## REQUIRED WORK
Below are the entries to retype; reproduce each one exactly.

(Element data from apps and pages)
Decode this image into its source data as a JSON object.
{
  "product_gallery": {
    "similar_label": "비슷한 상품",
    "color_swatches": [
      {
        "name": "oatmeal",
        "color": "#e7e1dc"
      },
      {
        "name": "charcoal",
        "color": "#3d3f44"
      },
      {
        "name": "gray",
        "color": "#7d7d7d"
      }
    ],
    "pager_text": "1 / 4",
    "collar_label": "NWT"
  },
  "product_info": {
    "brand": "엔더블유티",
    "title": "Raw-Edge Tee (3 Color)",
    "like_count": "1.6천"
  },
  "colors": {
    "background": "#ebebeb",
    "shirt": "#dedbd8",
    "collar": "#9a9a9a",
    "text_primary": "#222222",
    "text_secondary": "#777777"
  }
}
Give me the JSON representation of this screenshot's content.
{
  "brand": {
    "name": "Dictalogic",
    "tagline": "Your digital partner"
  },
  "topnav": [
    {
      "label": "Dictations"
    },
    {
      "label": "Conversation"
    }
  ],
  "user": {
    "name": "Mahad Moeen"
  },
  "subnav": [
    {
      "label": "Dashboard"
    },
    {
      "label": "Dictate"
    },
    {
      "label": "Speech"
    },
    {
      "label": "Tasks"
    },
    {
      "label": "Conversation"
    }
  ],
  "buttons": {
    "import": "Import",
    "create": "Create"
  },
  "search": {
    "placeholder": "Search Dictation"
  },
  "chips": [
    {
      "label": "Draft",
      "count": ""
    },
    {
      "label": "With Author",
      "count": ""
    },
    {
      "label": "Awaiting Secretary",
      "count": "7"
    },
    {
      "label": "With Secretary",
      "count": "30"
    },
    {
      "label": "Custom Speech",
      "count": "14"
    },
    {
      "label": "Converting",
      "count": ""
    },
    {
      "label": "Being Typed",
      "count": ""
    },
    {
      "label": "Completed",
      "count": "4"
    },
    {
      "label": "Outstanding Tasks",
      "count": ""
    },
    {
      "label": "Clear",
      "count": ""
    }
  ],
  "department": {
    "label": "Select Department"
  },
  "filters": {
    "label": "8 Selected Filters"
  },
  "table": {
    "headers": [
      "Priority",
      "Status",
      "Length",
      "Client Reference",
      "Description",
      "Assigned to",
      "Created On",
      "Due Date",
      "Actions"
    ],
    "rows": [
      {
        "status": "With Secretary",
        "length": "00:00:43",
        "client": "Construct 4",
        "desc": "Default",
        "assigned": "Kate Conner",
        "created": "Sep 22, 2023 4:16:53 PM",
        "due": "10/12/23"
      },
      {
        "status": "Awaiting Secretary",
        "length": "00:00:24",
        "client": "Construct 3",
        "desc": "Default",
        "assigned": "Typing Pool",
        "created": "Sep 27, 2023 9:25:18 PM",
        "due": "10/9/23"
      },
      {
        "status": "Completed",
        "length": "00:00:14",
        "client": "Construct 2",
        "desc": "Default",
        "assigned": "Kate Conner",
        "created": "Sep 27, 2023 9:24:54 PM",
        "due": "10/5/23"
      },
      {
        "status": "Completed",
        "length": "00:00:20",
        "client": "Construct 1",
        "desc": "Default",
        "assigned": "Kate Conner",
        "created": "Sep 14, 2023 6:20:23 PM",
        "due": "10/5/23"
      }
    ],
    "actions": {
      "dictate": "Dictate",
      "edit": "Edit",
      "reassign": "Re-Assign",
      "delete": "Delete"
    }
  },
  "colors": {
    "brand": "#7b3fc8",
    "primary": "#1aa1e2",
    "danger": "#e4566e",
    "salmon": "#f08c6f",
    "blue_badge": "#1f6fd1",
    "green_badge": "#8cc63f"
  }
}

## WORKED SOLUTION
Decode this image into its source data as a JSON object.
{
  "product_gallery": {
    "similar_label": "비슷한 상품",
    "color_swatches": [
      {
        "name": "oatmeal",
        "color": "#e7e1dc"
      },
      {
        "name": "charcoal",
        "color": "#3d3f44"
      },
      {
        "name": "gray",
        "color": "#7d7d7d"
      }
    ],
    "pager_text": "1 / 4",
    "collar_label": "NWT"
  },
  "product_info": {
    "brand": "엔더블유티",
    "title": "Raw-Edge Tee (3 Color)",
    "like_count": "1.6천"
  },
  "colors": {
    "background": "#ebebeb",
    "shirt": "#dedbd8",
    "collar": "#9a9a9a",
    "text_primary": "#222222",
    "text_secondary": "#777777"
  }
}
Give me the JSON representation of this screenshot's content.
{
  "brand": {
    "name": "Dictalogic",
    "tagline": "Your digital partner"
  },
  "topnav": [
    {
      "label": "Dictations"
    },
    {
      "label": "Conversation"
    }
  ],
  "user": {
    "name": "Mahad Moeen"
  },
  "subnav": [
    {
      "label": "Dashboard"
    },
    {
      "label": "Dictate"
    },
    {
      "label": "Speech"
    },
    {
      "label": "Tasks"
    },
    {
      "label": "Conversation"
    }
  ],
  "buttons": {
    "import": "Import",
    "create": "Create"
  },
  "search": {
    "placeholder": "Search Dictation"
  },
  "chips": [
    {
      "label": "Draft",
      "count": ""
    },
    {
      "label": "With Author",
      "count": ""
    },
    {
      "label": "Awaiting Secretary",
      "count": "7"
    },
    {
      "label": "With Secretary",
      "count": "30"
    },
    {
      "label": "Custom Speech",
      "count": "14"
    },
    {
      "label": "Converting",
      "count": ""
    },
    {
      "label": "Being Typed",
      "count": ""
    },
    {
      "label": "Completed",
      "count": "4"
    },
    {
      "label": "Outstanding Tasks",
      "count": ""
    },
    {
      "label": "Clear",
      "count": ""
    }
  ],
  "department": {
    "label": "Select Department"
  },
  "filters": {
    "label": "8 Selected Filters"
  },
  "table": {
    "headers": [
      "Priority",
      "Status",
      "Length",
      "Client Reference",
      "Description",
      "Assigned to",
      "Created On",
      "Due Date",
      "Actions"
    ],
    "rows": [
      {
        "status": "With Secretary",
        "length": "00:00:43",
        "client": "Construct 4",
        "desc": "Default",
        "assigned": "Kate Conner",
        "created": "Sep 22, 2023 4:16:53 PM",
        "due": "10/12/23"
      },
      {
        "status": "Awaiting Secretary",
        "length": "00:00:24",
        "client": "Construct 3",
        "desc": "Default",
        "assigned": "Typing Pool",
        "created": "Sep 27, 2023 9:25:18 PM",
        "due": "10/9/23"
      },
      {
        "status": "Completed",
        "length": "00:00:14",
        "client": "Construct 2",
        "desc": "Default",
        "assigned": "Kate Conner",
        "created": "Sep 27, 2023 9:24:54 PM",
        "due": "10/5/23"
      },
      {
        "status": "Completed",
        "length": "00:00:20",
        "client": "Construct 1",
        "desc": "Default",
        "assigned": "Kate Conner",
        "created": "Sep 14, 2023 6:20:23 PM",
        "due": "10/5/23"
      }
    ],
    "actions": {
      "dictate": "Dictate",
      "edit": "Edit",
      "reassign": "Re-Assign",
      "delete": "Delete"
    }
  },
  "colors": {
    "brand": "#7b3fc8",
    "primary": "#1aa1e2",
    "danger": "#e4566e",
    "salmon": "#f08c6f",
    "blue_badge": "#1f6fd1",
    "green_badge": "#8cc63f"
  }
}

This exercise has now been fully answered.